July 16, 2019

Scientists observe shifting dunes on Mars

UA space scientists track the effect of wind on Martian sand dunes.

Mars Dunes Photo of sand dunes taken from Mars orbit.
NASA/JPL

LISTEN

The first astronauts to walk on the moon started their journey 50 years ago. Today, University of Arizona space scientists are focusing on weather effects on Mars.

UA planetary geologist Matt Chojnacki studies photographs and other data measuring the movement of sand dunes on Mars. He says Martian winds cause dunes to change patterns slower than sand dunes do on Earth.

"For a typical Mars dune, migrating several feet in an Earth year is pretty typical, whereas on Earth they may migrate 50 to 60 feet, maybe more," noted Chojnacki.

According to Chojnacki, none of the spacecraft that have landed on Mars use instruments that measure the weather on the planet in the same way we measure it on Earth. But he added photography and temperature readings from Mars orbiters helps scientists predict how the dune patterns move across the surface.

By posting comments, you agree to our
AZPM encourages comments, but comments that contain profanity, unrelated information, threats, libel, defamatory statements, obscenities, pornography or that violate the law are not allowed.

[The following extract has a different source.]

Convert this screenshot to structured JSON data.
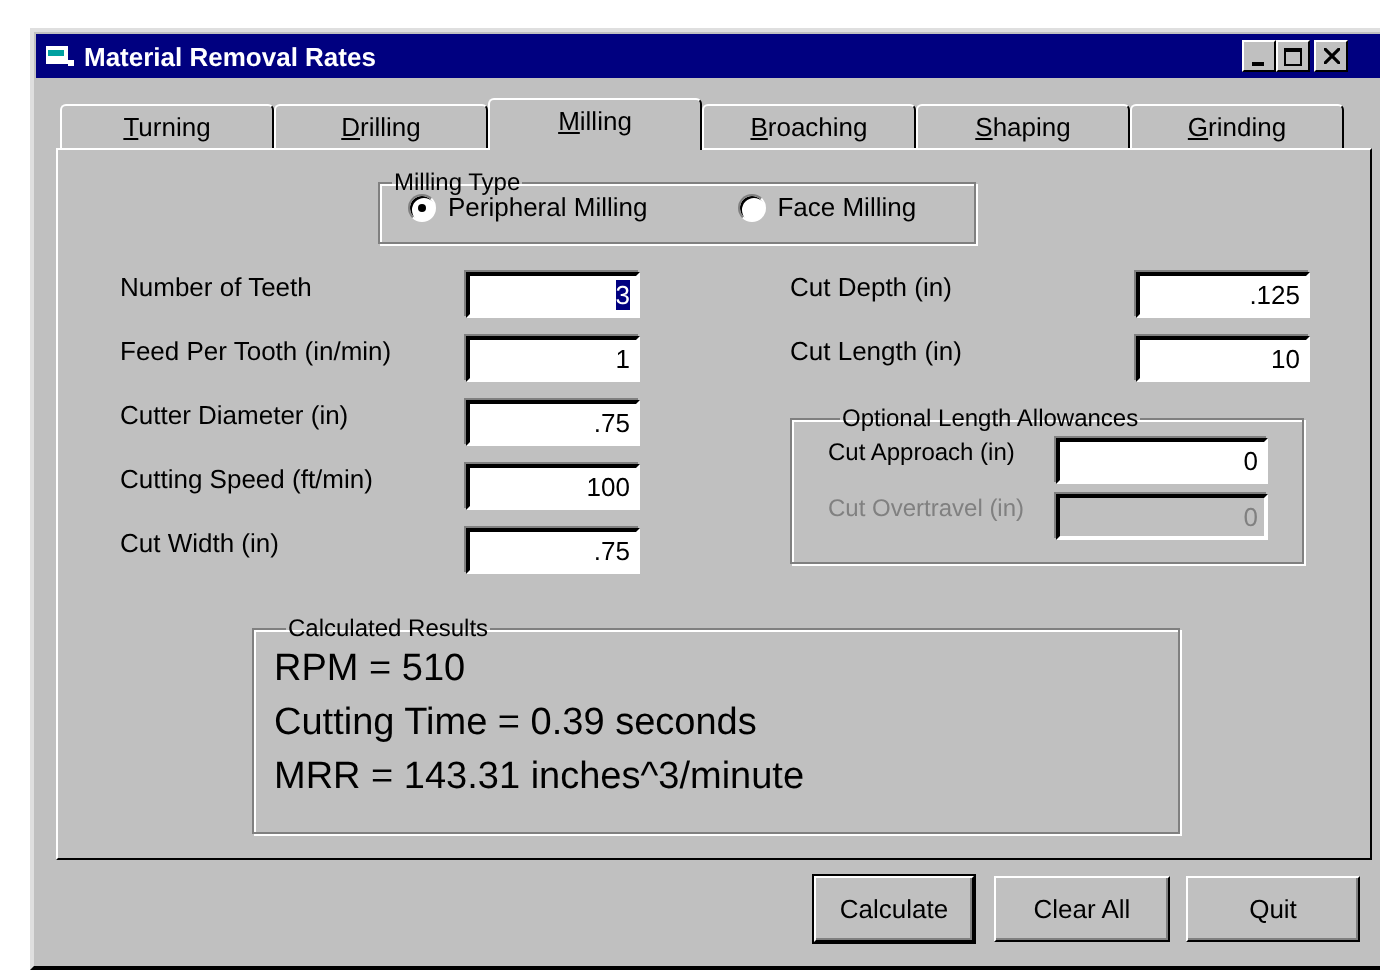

Comments that promote commercial products or services are not allowed. Comments in violation of this policy will be removed. Continued posting of comments that violate this policy will result in the commenter being banned from the site.

By submitting your comments, you hereby give AZPM the right to post your comments and potentially use them in any other form of media operated by this institution.
Arizona Public Media broadcast stations are licensed to the Arizona Board of Regents. Arizona Public Media and AZPM are registered trademarks of the Arizona Board of Regents.
The University of Arizona